Looking beyond the man we can see three of Eugène’s blue landscapes.* At the time of Eugène painting Knut – his Naked Youth – in that doorway these paintings were all unsold. From this can we deduce that the paintings were in Eugène’s studio, and that the room that we see beyond the naked youth is a part of the studio too?
Can I read the man with the raised and wide spread arms as symbolically blocking the way back to landscape painting?

  • * Top left, top right, bottom right: Mille reflets [A Thousand Reflections] 1903, this canvas was unsold at the time of Eugène’s death. Motiv från Timmermansgatan/Trapparna på Timmersmansgatan [Motif from Timmermansgatan/The steps on Timmermansgatan] 1899, was purchased by the National Museum directly from the studio in 1910. Soluppgång över taken/Solnedgång [Sunrise Over the Roofs/Sunset] 1903, was given to the National Museum by a group of ’art friends’ (konstvänner) in 1915. I found different titles for the same paintings in different books/catalogues. The most intriguing is sunrise/sunset – such different times of the day. Surely sunrise is out of keeping with the Eugène’s preference for evening scenes … ?
  • The painting I have been referring to as simply Naked Youth is titled Naked Youth in Doorway [Naken yngling vid dörrpost] in Nils G Wallin’s 1920 publication on Jansson’s paintings for Sweden’s Public Art Association [Sveriges Allmänna Konstförening: SAK].



Naked Youth was exhibited at Verdandi in Uppsala. Verdandi is one of many student associations in the university town of Uppsala. The association was founded in 1882.  The association is still active and is interested in ideas around radical humanism. Have I perhaps found a group who I could involve in a discussion/event in conjunction with my show at the Artists’ Club next year?  I wonder if Verdandi is in the same building as it was in 1907?  Do they have an archive?
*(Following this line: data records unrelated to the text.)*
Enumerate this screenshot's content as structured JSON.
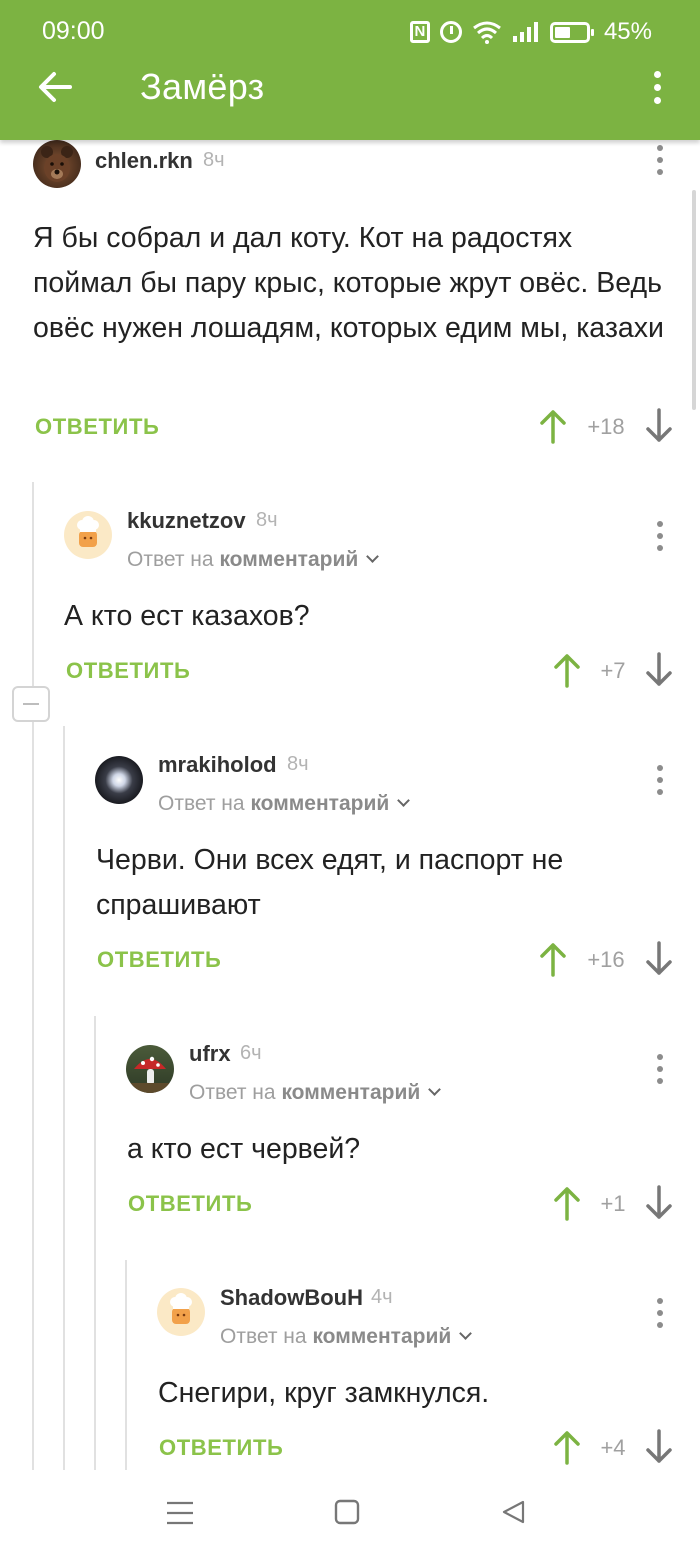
{
  "status_bar": {
    "time": "09:00",
    "battery_percent": "45%",
    "battery_level": 0.45,
    "icons": [
      "nfc-icon",
      "alarm-icon",
      "wifi-icon",
      "signal-icon",
      "battery-icon"
    ]
  },
  "app_bar": {
    "title": "Замёрз",
    "back_icon": "arrow-left-icon",
    "menu_icon": "more-vertical-icon",
    "color": "#7cb342"
  },
  "comments": [
    {
      "username": "chlen.rkn",
      "time_ago": "8ч",
      "reply_to": null,
      "text": "Я бы собрал и дал коту. Кот на радостях поймал бы пару крыс, которые жрут овёс. Ведь овёс нужен лошадям, которых едим мы, казахи",
      "reply_label": "ОТВЕТИТЬ",
      "rating": "+18",
      "avatar": "bear-avatar"
    },
    {
      "username": "kkuznetzov",
      "time_ago": "8ч",
      "reply_to": {
        "prefix": "Ответ на",
        "link": "комментарий"
      },
      "text": "А кто ест казахов?",
      "reply_label": "ОТВЕТИТЬ",
      "rating": "+7",
      "avatar": "default-chef-avatar"
    },
    {
      "username": "mrakiholod",
      "time_ago": "8ч",
      "reply_to": {
        "prefix": "Ответ на",
        "link": "комментарий"
      },
      "text": "Черви. Они всех едят, и паспорт не спрашивают",
      "reply_label": "ОТВЕТИТЬ",
      "rating": "+16",
      "avatar": "dark-orb-avatar"
    },
    {
      "username": "ufrx",
      "time_ago": "6ч",
      "reply_to": {
        "prefix": "Ответ на",
        "link": "комментарий"
      },
      "text": "а кто ест червей?",
      "reply_label": "ОТВЕТИТЬ",
      "rating": "+1",
      "avatar": "mushroom-avatar"
    },
    {
      "username": "ShadowBouH",
      "time_ago": "4ч",
      "reply_to": {
        "prefix": "Ответ на",
        "link": "комментарий"
      },
      "text": "Снегири, круг замкнулся.",
      "reply_label": "ОТВЕТИТЬ",
      "rating": "+4",
      "avatar": "default-chef-avatar"
    }
  ],
  "colors": {
    "accent": "#7cb342",
    "reply": "#8bc34a",
    "vote_up": "#7cb342",
    "vote_down": "#777777",
    "thread_line": "#e1e1e1"
  },
  "nav_bar": {
    "buttons": [
      "menu-lines-icon",
      "home-square-icon",
      "back-triangle-icon"
    ]
  }
}
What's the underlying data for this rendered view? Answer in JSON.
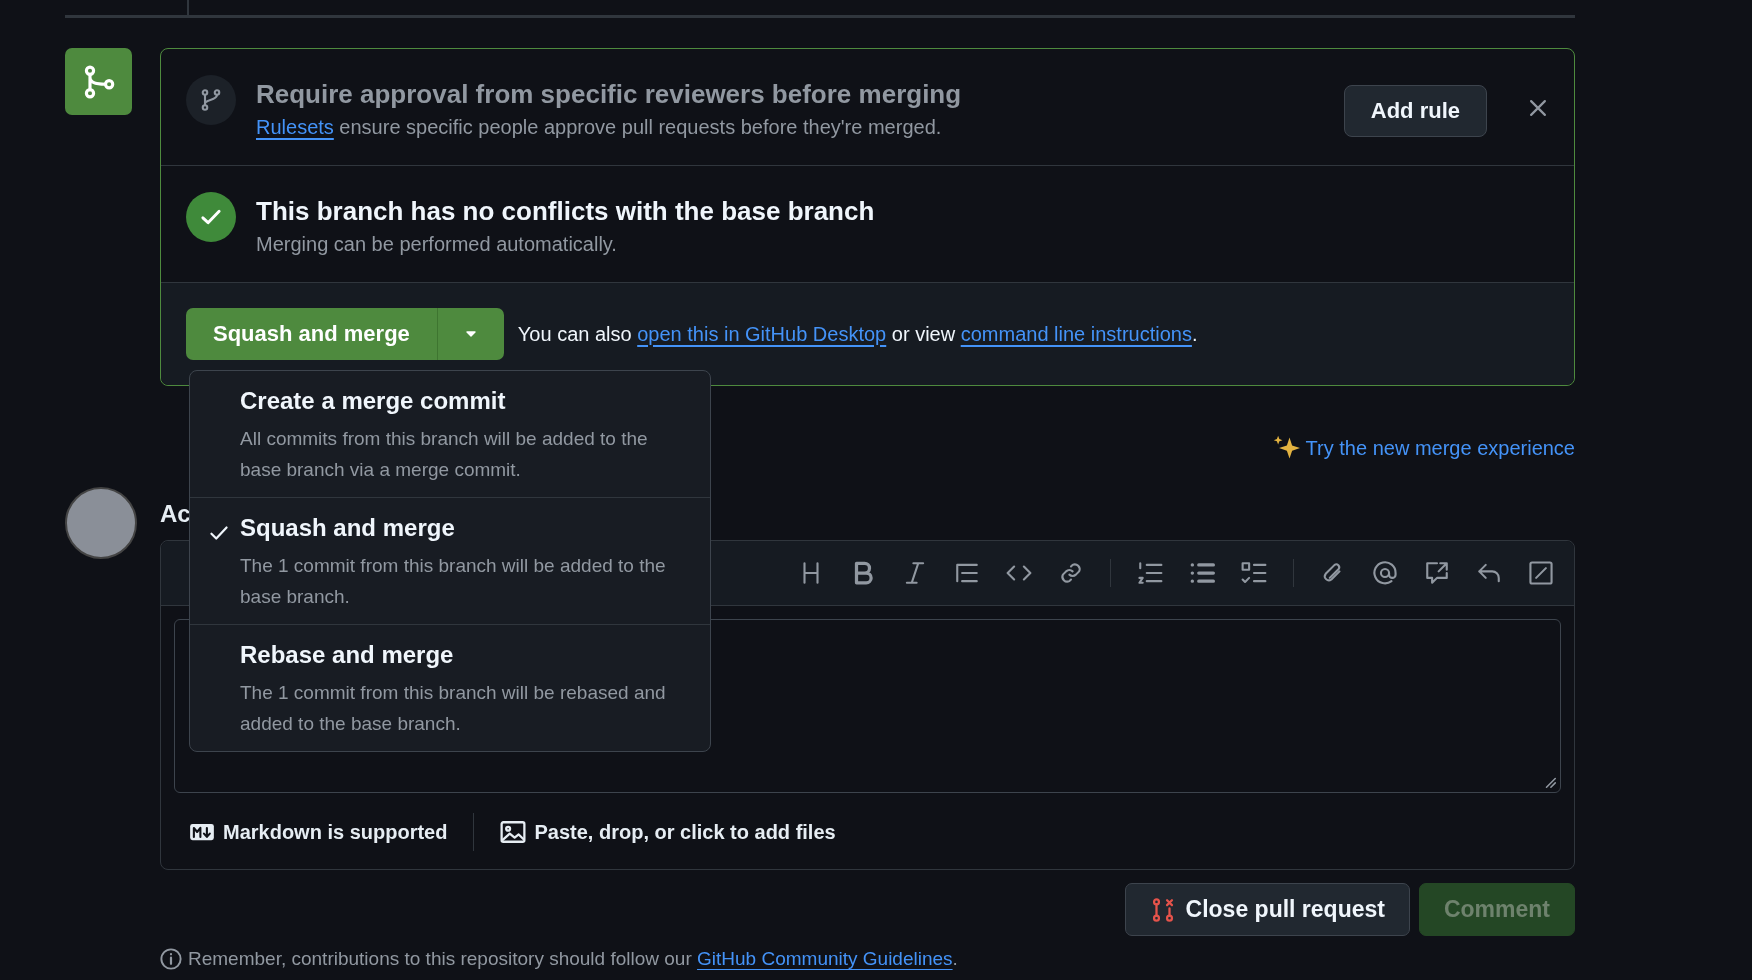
{
  "rule_prompt": {
    "title": "Require approval from specific reviewers before merging",
    "link": "Rulesets",
    "text": " ensure specific people approve pull requests before they're merged.",
    "button": "Add rule"
  },
  "status": {
    "title": "This branch has no conflicts with the base branch",
    "subtitle": "Merging can be performed automatically."
  },
  "merge": {
    "button": "Squash and merge",
    "before": "You can also ",
    "link1": "open this in GitHub Desktop",
    "middle": " or view ",
    "link2": "command line instructions",
    "after": "."
  },
  "merge_menu": [
    {
      "title": "Create a merge commit",
      "description": "All commits from this branch will be added to the base branch via a merge commit.",
      "selected": false
    },
    {
      "title": "Squash and merge",
      "description": "The 1 commit from this branch will be added to the base branch.",
      "selected": true
    },
    {
      "title": "Rebase and merge",
      "description": "The 1 commit from this branch will be rebased and added to the base branch.",
      "selected": false
    }
  ],
  "try_link": "Try the new merge experience",
  "comment": {
    "heading": "Ac",
    "markdown_note": "Markdown is supported",
    "attach_note": "Paste, drop, or click to add files"
  },
  "actions": [
    {
      "label": "Close pull request",
      "kind": "close"
    },
    {
      "label": "Comment",
      "kind": "primary",
      "disabled": true
    }
  ],
  "guidelines": {
    "text": "Remember, contributions to this repository should follow our ",
    "link": "GitHub Community Guidelines",
    "after": "."
  }
}
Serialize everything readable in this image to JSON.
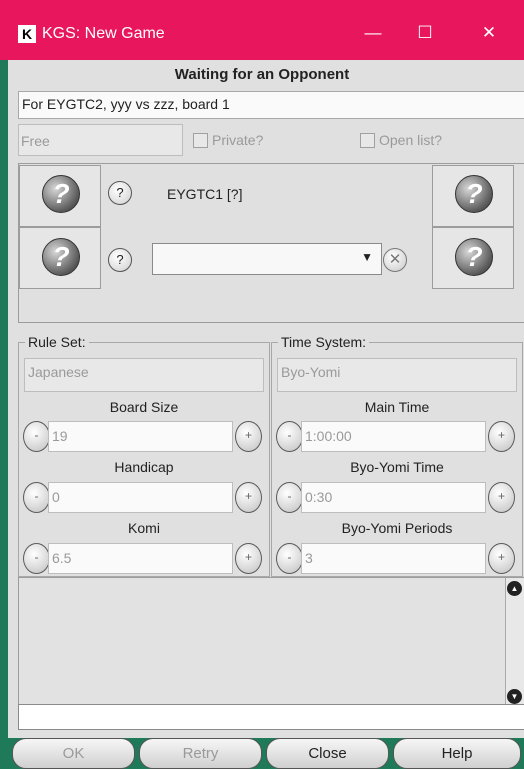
{
  "window": {
    "title": "KGS: New Game",
    "app_icon": "K",
    "minimize_glyph": "—",
    "maximize_glyph": "☐",
    "close_glyph": "✕"
  },
  "header": {
    "title": "Waiting for an Opponent",
    "description": "For EYGTC2, yyy vs zzz, board 1"
  },
  "options": {
    "game_type": "Free",
    "private_label": "Private?",
    "private_checked": false,
    "open_list_label": "Open list?",
    "open_list_checked": false
  },
  "players": {
    "player1_name": "EYGTC1 [?]",
    "player2_value": "",
    "help_glyph": "?",
    "avatar_glyph": "?",
    "combo_arrow": "▼",
    "remove_glyph": "✕"
  },
  "rules": {
    "label": "Rule Set:",
    "value": "Japanese",
    "board_size_label": "Board Size",
    "board_size": "19",
    "handicap_label": "Handicap",
    "handicap": "0",
    "komi_label": "Komi",
    "komi": "6.5",
    "minus_glyph": "-",
    "plus_glyph": "+"
  },
  "time": {
    "label": "Time System:",
    "value": "Byo-Yomi",
    "main_time_label": "Main Time",
    "main_time": "1:00:00",
    "byo_yomi_time_label": "Byo-Yomi Time",
    "byo_yomi_time": "0:30",
    "byo_yomi_periods_label": "Byo-Yomi Periods",
    "byo_yomi_periods": "3"
  },
  "chat": {
    "input_value": "",
    "scroll_up_glyph": "▲",
    "scroll_down_glyph": "▼"
  },
  "buttons": {
    "ok": "OK",
    "retry": "Retry",
    "close": "Close",
    "help": "Help"
  },
  "colors": {
    "titlebar": "#e8175d",
    "frame_green": "#1f7a5a",
    "panel_gray": "#e0e0e0"
  }
}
There appears to be an exhibition catalogue registered at the Royal Library in Stockholm.



I was accurate in my prediction that I would not make it to the studio this week.